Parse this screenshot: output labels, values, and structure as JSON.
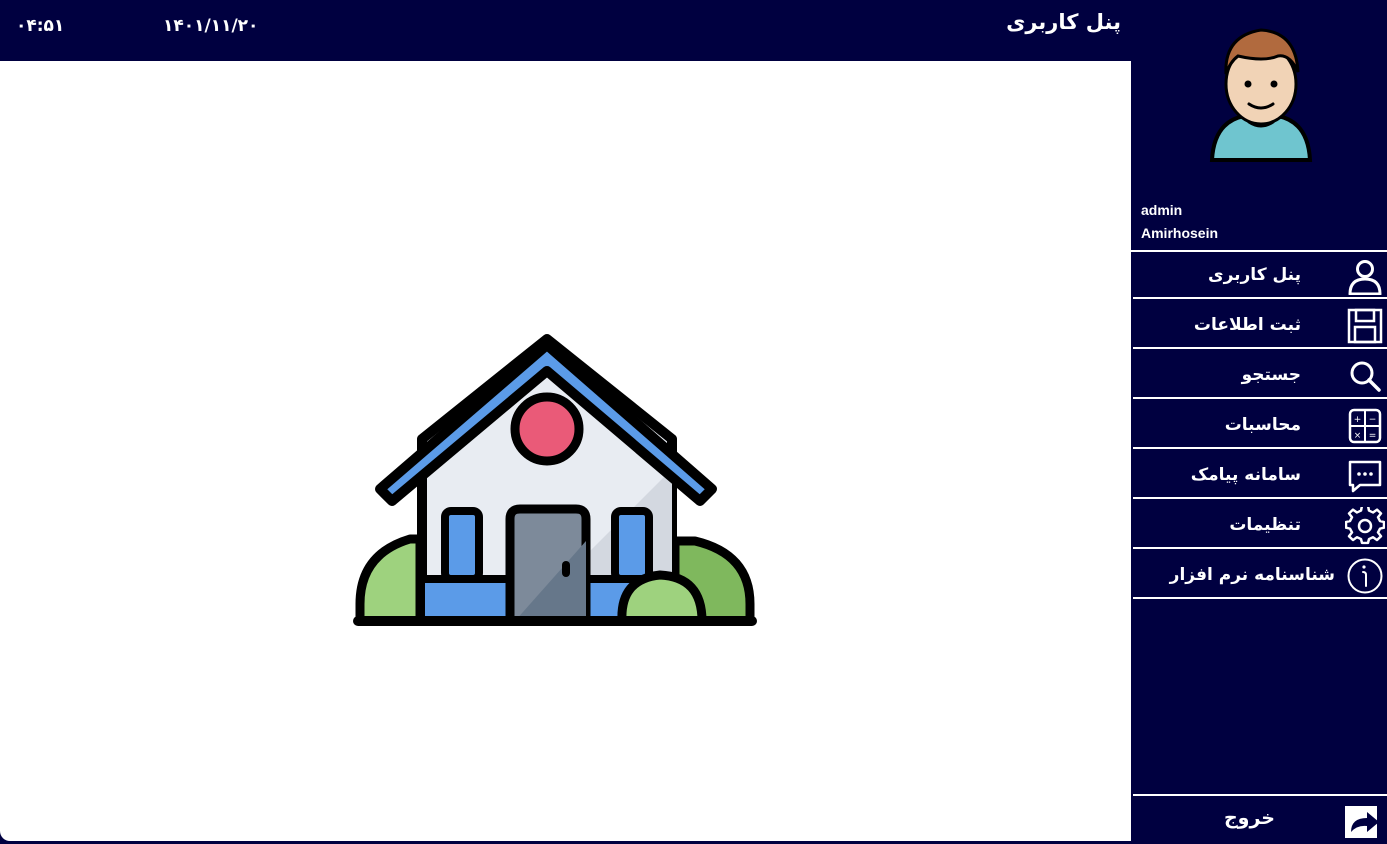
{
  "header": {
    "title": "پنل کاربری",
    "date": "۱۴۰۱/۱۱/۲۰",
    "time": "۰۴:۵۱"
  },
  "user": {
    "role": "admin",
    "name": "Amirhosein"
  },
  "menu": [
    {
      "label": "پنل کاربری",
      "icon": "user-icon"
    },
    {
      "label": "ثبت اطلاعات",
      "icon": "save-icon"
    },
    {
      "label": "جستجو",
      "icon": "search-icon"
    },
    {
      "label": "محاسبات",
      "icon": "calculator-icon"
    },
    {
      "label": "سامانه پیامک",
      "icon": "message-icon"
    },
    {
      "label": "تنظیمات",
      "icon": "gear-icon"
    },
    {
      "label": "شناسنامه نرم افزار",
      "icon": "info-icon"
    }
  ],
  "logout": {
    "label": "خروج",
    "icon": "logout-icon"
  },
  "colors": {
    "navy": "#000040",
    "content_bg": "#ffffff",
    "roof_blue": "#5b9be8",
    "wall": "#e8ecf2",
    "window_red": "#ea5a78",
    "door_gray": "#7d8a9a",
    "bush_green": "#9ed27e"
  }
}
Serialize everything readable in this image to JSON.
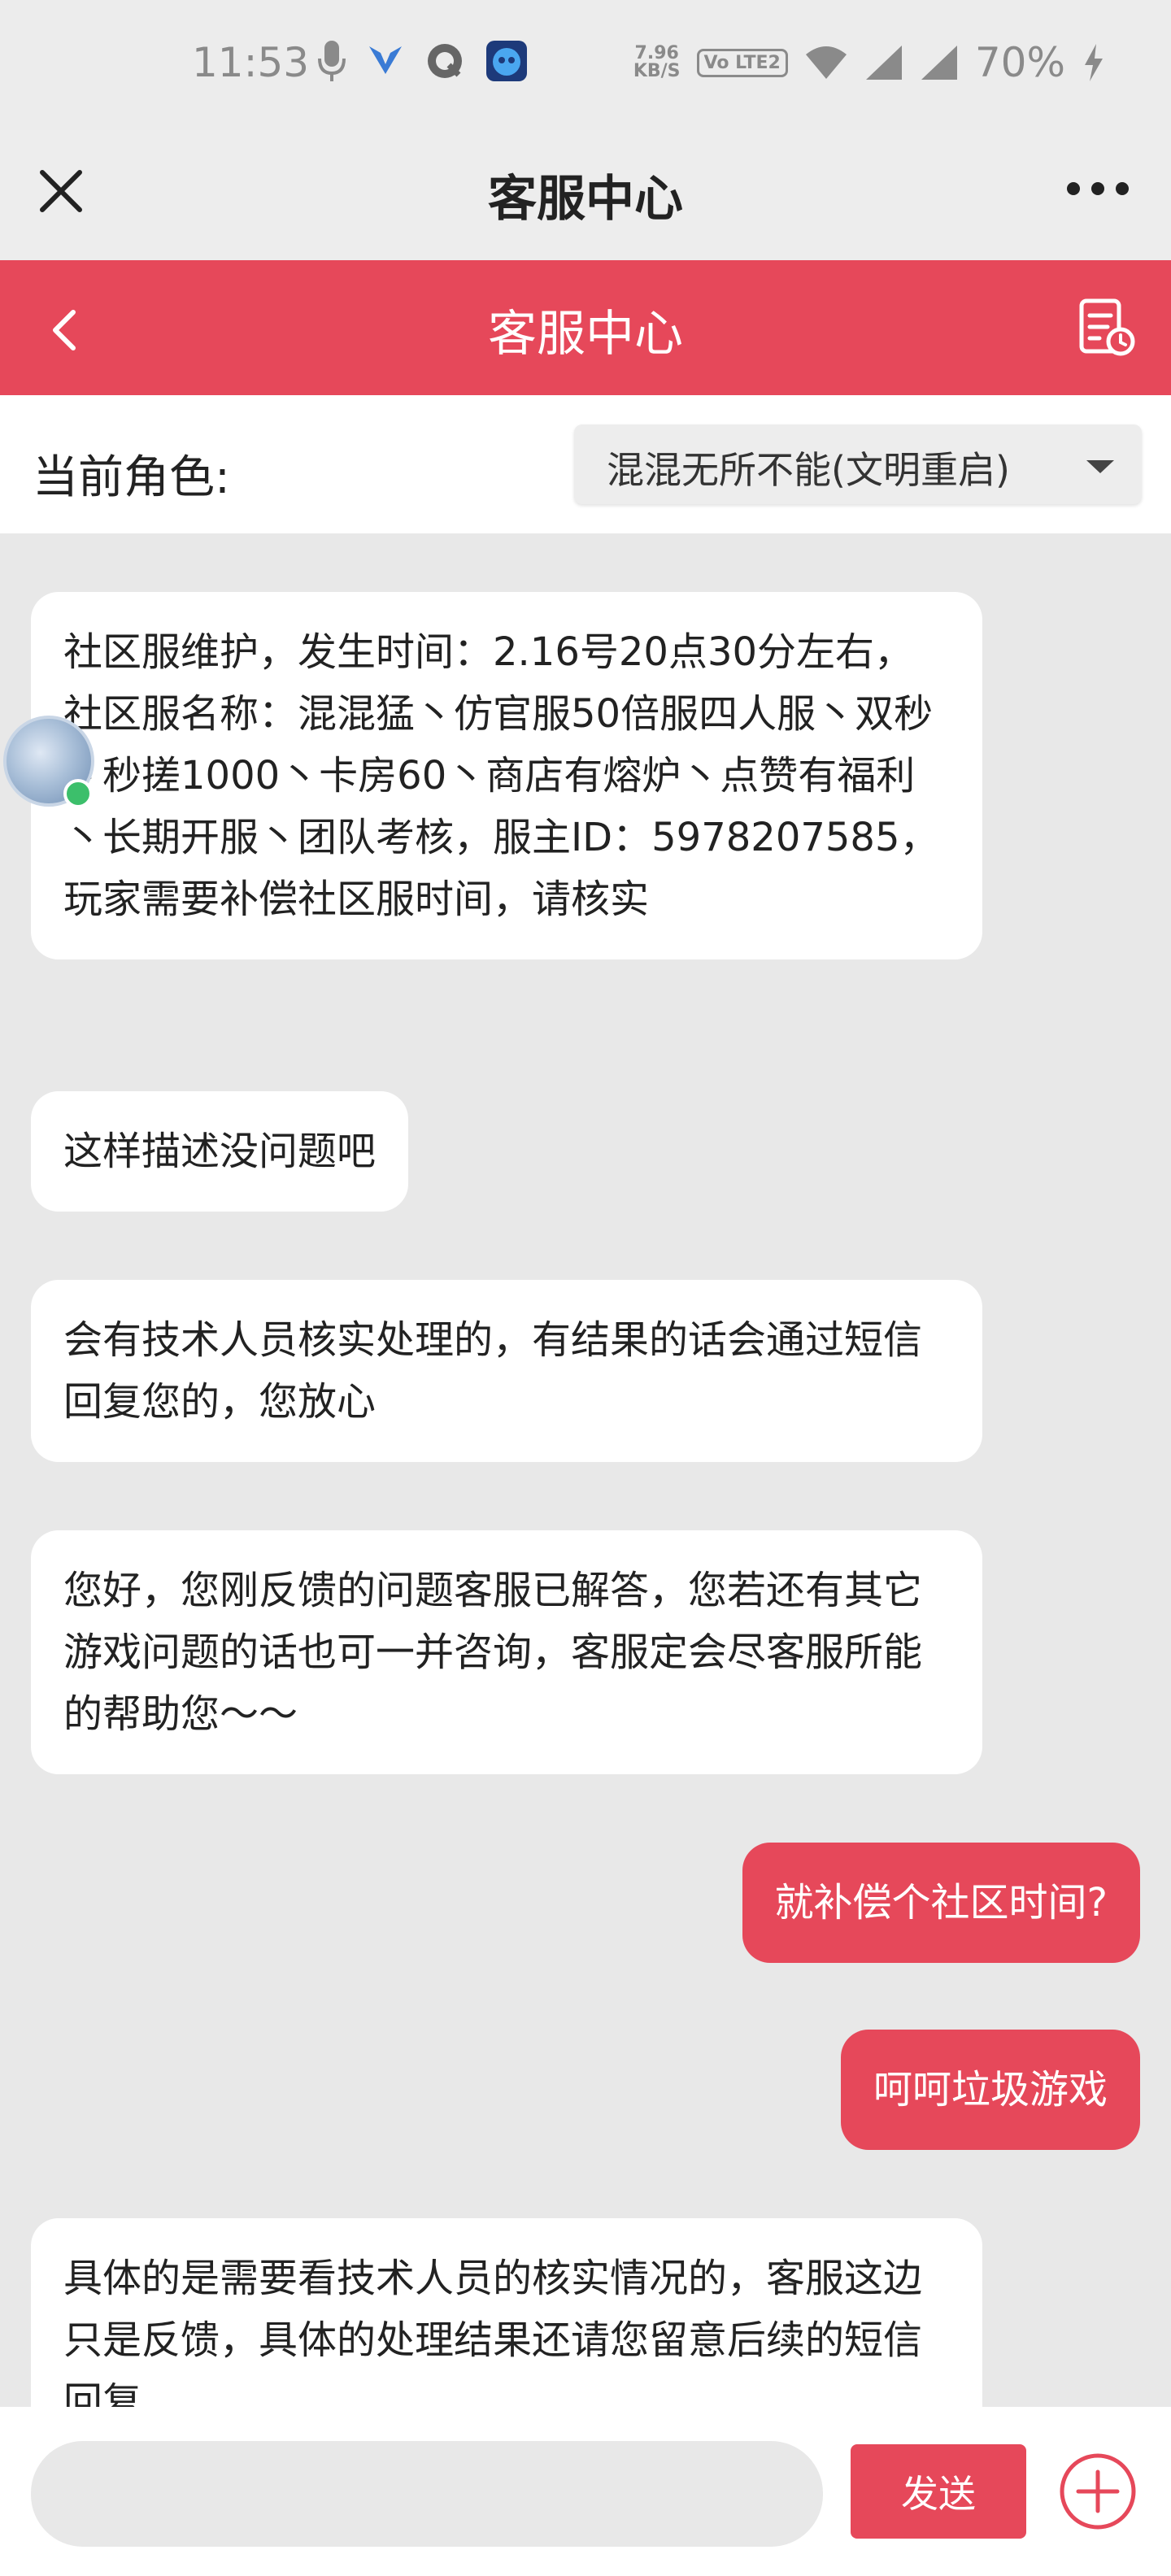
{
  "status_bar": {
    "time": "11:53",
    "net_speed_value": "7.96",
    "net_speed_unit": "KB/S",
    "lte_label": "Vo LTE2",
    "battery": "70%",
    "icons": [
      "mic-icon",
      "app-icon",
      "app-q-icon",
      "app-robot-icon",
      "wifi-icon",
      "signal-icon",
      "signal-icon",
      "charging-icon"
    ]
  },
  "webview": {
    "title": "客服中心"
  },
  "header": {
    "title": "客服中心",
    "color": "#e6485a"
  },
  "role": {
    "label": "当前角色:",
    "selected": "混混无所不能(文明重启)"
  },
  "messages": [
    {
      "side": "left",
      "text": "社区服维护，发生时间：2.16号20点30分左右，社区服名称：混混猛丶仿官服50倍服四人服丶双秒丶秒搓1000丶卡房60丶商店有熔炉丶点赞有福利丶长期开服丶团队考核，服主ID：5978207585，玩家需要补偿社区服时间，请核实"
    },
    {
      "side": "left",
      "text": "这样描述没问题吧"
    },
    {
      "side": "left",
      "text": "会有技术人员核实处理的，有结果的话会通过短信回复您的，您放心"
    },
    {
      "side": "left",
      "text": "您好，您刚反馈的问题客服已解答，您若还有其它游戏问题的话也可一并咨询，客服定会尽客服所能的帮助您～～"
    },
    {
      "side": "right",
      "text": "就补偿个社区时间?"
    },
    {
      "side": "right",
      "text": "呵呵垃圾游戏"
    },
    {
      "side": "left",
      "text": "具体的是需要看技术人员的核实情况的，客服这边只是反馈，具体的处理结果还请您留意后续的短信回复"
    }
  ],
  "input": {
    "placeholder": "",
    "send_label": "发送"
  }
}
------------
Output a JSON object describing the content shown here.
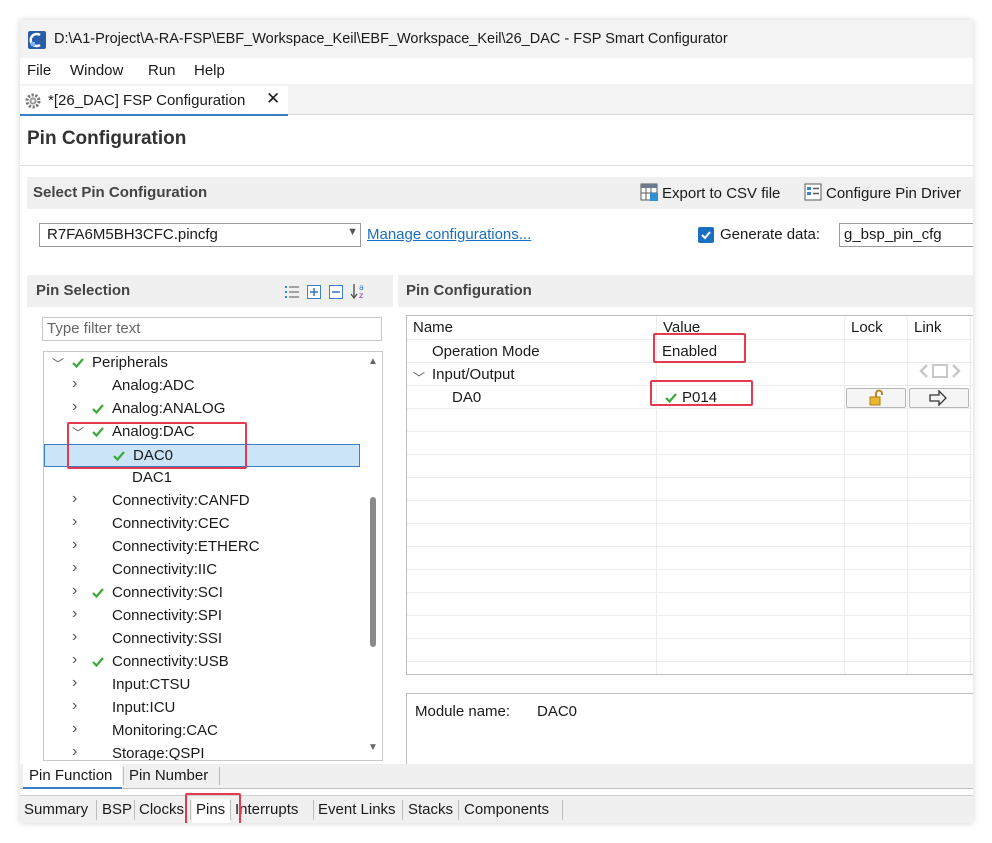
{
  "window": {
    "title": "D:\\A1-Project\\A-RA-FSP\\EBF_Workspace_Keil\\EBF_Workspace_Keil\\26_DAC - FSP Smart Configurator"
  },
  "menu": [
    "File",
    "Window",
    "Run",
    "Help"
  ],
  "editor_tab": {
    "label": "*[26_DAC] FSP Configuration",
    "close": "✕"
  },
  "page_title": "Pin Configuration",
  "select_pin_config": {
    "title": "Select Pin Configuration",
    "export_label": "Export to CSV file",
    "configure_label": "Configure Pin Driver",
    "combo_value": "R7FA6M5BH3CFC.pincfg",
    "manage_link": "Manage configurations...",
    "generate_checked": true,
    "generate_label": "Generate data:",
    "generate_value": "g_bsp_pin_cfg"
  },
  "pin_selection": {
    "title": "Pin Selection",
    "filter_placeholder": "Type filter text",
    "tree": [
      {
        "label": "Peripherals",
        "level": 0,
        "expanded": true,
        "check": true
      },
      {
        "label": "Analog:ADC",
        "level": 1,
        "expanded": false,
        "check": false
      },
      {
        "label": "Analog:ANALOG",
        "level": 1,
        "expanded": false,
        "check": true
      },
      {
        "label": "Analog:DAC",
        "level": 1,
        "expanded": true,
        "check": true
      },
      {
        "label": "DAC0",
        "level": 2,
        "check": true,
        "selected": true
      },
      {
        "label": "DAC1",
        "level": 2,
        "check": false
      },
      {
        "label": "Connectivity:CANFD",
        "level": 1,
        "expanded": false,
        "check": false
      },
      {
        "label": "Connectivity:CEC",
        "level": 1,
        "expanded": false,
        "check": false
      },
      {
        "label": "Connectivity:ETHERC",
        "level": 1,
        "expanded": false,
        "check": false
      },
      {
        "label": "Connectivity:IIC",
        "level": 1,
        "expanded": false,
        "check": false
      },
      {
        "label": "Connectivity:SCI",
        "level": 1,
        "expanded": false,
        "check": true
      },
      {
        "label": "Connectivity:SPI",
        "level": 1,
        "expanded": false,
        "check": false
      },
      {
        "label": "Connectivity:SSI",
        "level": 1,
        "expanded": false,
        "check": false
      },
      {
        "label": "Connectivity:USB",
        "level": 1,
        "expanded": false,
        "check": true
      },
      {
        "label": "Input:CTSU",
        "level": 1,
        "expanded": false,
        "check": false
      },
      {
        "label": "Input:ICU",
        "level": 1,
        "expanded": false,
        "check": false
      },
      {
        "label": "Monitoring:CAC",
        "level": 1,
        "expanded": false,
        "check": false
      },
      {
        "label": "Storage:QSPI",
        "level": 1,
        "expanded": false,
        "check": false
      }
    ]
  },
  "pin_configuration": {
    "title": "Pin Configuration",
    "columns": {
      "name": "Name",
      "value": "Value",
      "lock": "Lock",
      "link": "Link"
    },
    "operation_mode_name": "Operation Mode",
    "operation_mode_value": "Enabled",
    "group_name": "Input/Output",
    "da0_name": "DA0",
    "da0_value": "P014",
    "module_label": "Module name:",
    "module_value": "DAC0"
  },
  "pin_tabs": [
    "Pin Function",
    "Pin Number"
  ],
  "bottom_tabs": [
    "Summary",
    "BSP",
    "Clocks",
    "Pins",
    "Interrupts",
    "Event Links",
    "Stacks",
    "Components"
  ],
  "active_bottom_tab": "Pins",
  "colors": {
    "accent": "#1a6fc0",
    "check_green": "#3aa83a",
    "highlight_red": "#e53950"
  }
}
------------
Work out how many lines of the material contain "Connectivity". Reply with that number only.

8